I recently heard a coach say ‘we are putting a strong team around him’
As with most things in tennis, trends are often set by the very best players in the world. The emergence of large tennis teams accompanying the very best players around the globe has raised awareness of the hugely important aspect of creating inter-dependance.
However, as with most trends at the top of the game, this not necessarily what a young child needs. I am seeing a trend in junior tennis of people putting a team around a young child thinking this is supporting the child’s development. I do not believe this to be true. The child in the case above was 10 years old!
Let’s take tennis out of the equation and think of a child’s needs and wants. Of course, a child is 100% completely dependent on its parents from birth until around 18 months old. We have to do everything for them. If you have don’t have children, believe me, this is the hardest part mentally and physically. It consumes you and can be extremely draining mainly due to this being the first time you have ever had complete responsibility for another person. Add the emotional attachment and the hormonal change for the mother then you can see this is a cocktail for stress and depression.
As soon as a child can start to walk, talk and feed itself then the slow journey to independence begins. It is amazing how a child changes when they begin to walk. You can see the glint in their eye as if to say ‘I don’t need you to carry me anymore, boom’.
In the grand scheme of things a child is still completely dependant on you. They need you to provide for them, shelter, food, drink, clothes and then luxuries. The challenge being that they rely on you for these things but in a lot of cases they are desperate to be their own person. This appears to be happening younger with every passing generation. Children are growing up younger but in they still need us, even if they won’t admit it. It is a real struggle that all parents go through every day.

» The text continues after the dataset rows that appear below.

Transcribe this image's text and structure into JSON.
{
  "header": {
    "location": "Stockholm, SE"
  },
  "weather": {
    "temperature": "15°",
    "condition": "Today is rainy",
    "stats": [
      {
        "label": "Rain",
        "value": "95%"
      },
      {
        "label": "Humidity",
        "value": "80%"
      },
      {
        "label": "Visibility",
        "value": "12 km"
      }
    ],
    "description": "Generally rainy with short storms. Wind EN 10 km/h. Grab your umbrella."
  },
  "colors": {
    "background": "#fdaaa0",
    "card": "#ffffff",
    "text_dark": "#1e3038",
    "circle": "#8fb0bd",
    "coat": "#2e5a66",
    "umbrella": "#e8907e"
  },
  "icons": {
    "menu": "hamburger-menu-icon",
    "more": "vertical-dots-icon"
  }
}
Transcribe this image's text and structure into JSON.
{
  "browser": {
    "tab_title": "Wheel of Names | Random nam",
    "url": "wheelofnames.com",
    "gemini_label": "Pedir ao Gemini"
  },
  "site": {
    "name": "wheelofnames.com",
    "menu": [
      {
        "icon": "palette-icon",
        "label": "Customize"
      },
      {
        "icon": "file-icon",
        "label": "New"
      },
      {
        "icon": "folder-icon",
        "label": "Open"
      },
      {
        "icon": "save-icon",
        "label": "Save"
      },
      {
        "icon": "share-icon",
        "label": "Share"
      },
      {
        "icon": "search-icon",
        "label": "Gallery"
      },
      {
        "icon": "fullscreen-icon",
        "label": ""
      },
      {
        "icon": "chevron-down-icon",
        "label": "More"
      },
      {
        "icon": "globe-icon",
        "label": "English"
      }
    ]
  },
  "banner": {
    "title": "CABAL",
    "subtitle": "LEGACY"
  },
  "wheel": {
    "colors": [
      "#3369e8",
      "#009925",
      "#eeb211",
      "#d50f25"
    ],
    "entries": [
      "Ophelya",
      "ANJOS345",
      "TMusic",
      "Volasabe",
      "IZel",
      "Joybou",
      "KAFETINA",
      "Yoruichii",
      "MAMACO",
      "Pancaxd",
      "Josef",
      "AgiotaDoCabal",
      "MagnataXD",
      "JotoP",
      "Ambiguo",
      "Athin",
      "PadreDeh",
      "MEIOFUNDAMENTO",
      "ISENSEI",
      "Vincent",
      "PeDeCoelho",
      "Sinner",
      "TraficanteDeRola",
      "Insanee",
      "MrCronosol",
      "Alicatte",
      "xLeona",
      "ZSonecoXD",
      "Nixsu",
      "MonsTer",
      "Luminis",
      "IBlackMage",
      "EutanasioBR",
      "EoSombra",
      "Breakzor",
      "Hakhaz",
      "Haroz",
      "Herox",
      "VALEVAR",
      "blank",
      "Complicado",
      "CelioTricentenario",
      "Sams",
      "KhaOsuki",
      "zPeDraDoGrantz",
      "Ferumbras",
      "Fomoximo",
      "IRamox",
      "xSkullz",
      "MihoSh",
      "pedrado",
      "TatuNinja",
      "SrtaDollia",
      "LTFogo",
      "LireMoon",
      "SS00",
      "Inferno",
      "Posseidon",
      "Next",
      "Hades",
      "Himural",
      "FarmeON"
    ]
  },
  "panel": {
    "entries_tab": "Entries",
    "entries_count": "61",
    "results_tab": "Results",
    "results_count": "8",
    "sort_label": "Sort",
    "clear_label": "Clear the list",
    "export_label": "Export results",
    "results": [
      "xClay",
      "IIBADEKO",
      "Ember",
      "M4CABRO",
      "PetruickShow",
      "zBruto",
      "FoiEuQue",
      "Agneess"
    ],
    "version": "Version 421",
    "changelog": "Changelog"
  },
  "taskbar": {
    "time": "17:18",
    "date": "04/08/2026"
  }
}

So, back to tennis, most children are dependant on us parents for all of the above with tennis being a luxury. They need us to taxi them, pay for equipment, memberships, coaching, travel and a whole heap more. This is demanding for us but the game demands a lot of different things for the children.
On court – to fully enjoy and excel at tennis children need to be self-reliant, independent thinking, problem solving athletes. They have to move-hit-think all at the same time. They need to be able to evaluate how things are going and make adjustments if necessary.
Off court – they have to be self-reliant, independent thinking, problem solving people. They have to accept failure can and will happen and learn how to deal with it. They need accept there will be highs and low and the lows may, in the long run, be where they learn the most. They need to be able to plan to perform.
I believe the independence children need to be drip fed is in between the ears and not just in the practical areas. I’ve read so many lists of things to help young children develop independence and autonomy:
Make them fill their own water bottle
Make them pack them pack their own bag
Make them carry their own bag
Make them book their own practice courts
The key words above are ‘make them‘. If you are doing this you are not creating independence as you are still doing it. Don’t get me wrong, I do believe children should do all of these things for themselves but it may be best if they are left to it and learn from their mistakes. Let them forget their water bottles, their towels, change of clothes, strings etc. Let them mess up and realise they haven’t booked a practice court. Let them go on the court without warming up.
Instead of ‘make them’ try ‘let them’.
I saw the start of an orange competition the other day. There were 9 players in the event and there must have been close to 20 adults there watching….. ON THE COURT! Parents and grandparents on the court watching their most treasured loved ones playing our fantastically complex sport.
My advice to them would have been LET THEM play.I can guarantee you one thing, nobody in the world can become the best tennis player in the world without the help of others. However young children do not need a team of people around them. All they need is opportunities to play and other children to play with.
Back to the 10 year old who is having a team built around him. In my opinion, this is only beneficial when a person has gone through the journey of becoming fully independent and then chooses to be inter-dependant. One could argue the holy grail of autonomy is reaching a stage where they recognise they need help and they ask for it. The very best players have everyone there to support them so they can focus fully on the tennis. Children don’t need this. They have to learn everything that being a tennis player involves and with our support, we can support them through making all the mistakes they will make on they way.
In summary, we all want our children to one day become independent thinking, problem solving, able people. To help them get there I believe we have to ‘let them be’ instead of ‘make them be’. One day, you may even witness a moment in time where your child chooses to surround themselves with a team to help them be the very best they can be. Oh, and that may not be in tennis. It may their life partner, friends and/or work colleagues.
Over time, I am going to have to let my children go. I know this is going to be amongst the hardest thing I will ever do in my life. However, I also know, with the right level of support they will grow to become inter-dependant. You never know, they may even ask me for my help.
Cut the cords….